(Records excerpted from a collection)

○ ○ ○

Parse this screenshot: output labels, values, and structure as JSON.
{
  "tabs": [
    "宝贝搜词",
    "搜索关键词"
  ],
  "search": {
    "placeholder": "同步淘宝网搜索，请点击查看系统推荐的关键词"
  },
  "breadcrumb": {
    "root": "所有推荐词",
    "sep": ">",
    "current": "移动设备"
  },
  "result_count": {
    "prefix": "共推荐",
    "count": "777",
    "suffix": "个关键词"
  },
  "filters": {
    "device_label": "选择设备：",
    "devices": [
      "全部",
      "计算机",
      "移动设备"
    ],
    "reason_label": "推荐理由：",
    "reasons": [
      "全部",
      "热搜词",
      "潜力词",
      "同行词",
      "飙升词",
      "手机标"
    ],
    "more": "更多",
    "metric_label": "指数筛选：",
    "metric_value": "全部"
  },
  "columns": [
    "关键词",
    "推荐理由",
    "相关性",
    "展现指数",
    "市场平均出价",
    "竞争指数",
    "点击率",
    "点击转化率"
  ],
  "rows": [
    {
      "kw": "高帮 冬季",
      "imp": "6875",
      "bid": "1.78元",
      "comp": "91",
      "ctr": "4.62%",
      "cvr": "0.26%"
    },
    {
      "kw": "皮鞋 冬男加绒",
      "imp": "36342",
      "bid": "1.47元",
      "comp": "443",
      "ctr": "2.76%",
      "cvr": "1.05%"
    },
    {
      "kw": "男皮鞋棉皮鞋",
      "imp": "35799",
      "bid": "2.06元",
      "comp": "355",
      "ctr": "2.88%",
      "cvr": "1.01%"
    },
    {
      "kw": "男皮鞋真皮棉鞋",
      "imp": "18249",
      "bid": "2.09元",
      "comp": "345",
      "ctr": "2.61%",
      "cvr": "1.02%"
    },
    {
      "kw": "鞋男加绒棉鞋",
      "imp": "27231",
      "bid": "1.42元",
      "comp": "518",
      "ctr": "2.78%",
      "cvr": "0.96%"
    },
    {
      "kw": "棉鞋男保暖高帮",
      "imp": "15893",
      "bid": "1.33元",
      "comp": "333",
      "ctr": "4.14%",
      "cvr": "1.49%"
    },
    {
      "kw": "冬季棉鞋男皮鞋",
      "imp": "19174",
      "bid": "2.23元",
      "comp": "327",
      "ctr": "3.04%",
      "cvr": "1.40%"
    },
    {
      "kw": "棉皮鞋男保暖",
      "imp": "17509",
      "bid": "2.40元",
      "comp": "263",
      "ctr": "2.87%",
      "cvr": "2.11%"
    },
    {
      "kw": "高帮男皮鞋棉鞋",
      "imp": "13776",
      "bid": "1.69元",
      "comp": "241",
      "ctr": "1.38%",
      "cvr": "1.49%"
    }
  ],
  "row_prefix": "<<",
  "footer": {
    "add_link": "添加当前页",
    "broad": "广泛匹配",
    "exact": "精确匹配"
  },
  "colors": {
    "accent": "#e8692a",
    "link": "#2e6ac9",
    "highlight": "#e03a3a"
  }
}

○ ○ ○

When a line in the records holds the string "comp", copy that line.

      "comp": "91",
      "comp": "443",
      "comp": "355",
      "comp": "345",
      "comp": "518",
      "comp": "333",
      "comp": "327",
      "comp": "263",
      "comp": "241",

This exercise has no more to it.